Can you? Yes, would you be successful? Probably no. Your employer is not liable for injuries not incurred during the course of your employment. Typically the statute of limitations for this type of action is 2 years but it depends on what State you live in as it differs State to State.
Answer Applies to: Alabama
Ewusiak & Roberts, P.A. | Christopher J. Roberts

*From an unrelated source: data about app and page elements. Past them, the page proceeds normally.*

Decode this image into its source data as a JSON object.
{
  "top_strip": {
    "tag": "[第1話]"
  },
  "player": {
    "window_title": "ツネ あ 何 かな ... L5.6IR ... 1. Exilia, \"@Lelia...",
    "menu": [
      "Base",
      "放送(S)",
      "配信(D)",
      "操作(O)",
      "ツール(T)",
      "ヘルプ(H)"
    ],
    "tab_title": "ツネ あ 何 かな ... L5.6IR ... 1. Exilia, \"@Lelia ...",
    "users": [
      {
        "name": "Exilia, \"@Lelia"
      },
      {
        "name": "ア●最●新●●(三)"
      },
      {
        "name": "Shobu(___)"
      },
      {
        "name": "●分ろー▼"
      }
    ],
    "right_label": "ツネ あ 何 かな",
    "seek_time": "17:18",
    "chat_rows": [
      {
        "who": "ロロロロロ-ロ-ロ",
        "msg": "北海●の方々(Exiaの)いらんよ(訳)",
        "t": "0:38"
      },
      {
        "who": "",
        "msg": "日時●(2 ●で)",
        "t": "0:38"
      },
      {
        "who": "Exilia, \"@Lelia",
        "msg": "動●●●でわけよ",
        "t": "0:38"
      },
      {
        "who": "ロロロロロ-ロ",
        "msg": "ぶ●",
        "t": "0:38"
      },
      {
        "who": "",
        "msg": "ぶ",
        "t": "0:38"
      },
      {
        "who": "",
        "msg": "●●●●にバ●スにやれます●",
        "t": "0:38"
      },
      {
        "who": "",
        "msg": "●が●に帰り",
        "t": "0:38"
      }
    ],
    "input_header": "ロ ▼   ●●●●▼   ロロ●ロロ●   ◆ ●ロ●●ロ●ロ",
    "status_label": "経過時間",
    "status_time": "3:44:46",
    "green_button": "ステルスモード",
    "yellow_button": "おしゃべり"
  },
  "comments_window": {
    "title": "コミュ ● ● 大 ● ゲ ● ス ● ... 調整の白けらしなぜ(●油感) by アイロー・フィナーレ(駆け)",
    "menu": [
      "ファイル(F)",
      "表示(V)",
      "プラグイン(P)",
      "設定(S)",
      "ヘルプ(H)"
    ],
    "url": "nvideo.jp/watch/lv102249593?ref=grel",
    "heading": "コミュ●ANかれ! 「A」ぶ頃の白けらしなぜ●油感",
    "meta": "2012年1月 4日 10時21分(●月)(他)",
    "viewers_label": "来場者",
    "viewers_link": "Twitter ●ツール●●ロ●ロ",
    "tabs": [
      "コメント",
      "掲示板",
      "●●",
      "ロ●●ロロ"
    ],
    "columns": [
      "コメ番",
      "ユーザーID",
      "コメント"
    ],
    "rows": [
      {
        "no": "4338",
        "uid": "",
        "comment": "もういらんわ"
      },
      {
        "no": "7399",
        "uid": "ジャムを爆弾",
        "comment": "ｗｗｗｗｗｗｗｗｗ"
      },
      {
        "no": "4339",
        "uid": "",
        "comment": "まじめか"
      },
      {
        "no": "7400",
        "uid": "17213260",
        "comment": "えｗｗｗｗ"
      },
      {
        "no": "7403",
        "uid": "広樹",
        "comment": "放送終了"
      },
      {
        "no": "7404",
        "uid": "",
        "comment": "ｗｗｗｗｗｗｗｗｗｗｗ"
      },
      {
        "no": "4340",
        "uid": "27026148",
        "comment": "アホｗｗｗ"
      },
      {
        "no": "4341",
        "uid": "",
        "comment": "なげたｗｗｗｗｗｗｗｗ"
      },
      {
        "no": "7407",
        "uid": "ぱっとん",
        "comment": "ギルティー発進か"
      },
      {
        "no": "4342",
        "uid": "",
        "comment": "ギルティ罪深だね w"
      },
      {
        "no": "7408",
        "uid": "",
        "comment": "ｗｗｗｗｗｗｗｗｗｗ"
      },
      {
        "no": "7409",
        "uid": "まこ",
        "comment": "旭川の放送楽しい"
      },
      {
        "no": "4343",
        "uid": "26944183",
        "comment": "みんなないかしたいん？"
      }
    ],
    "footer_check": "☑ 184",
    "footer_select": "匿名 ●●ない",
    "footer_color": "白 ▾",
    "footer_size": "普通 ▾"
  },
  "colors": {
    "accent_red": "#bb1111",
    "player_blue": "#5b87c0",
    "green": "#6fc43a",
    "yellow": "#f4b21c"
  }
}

Possibly. I see two primary questions: 1) did you suffer a much worse injury due to the several hour delay in treatment (this would determine the extent of your damages, which are an essential component of any negligence claim), and 2) did the employer have reason to know that delaying your treatment may cause you such an injury. It is not per se unreasonable for an employer to want its employee to work an entire shift. However, an employer should never put an employee at risk of physical harm simply due to a desire to get a full day's work out of him or her. How long you have to sue depends entirely on your jurisdiction. Most states allow negligence claims to be brought within 1 year to as long as 4 years after an accident. You should talk to a lawyer in your area to determine your specific limitations period, and to flesh out more details of your claim to determine if you have a potential right to recovery.
Answer Applies to: Florida
Law Office of Russell D. Gray, PC | Russell D. Gray
If you were injured on the job (whether directly or because your injury got worse due to not going to the doctor) your only recourse is through workers compensation. However, because you were injured prior to going to work and had not sought medical attention, you may have a difficult time showing that workers compensation would apply. You need to talk to a workers compensation attorney. Also, if your original injury was caused through someone else's fault, you might have a claim against that other person. Otherwise there may not be anything an attorney could do for you.
Answer Applies to: Utah
David F. Stoddard | David F. Stoddard
I do not believe you have a viable suit. The only law that I am aware of that applies is the Family medical Leave Act. I f you have worked there for a year, and they have 15 or more employees, then you have a right to be absent from work for a serious medical condition. This is generally defined as a condition that requires you to be out for three or more days, or that requires on going treatment from a doctor. While your injury might meet one of those definitions, unless he fired you for being out for your medical condition, I feel you have no case. If your condition cannot be cured because you were not allowed medical attention until you finished your shift, you might have a case. Otherwise, even if your employer technically violated the FMLA, you have no damages.
Answer Applies to: South Carolina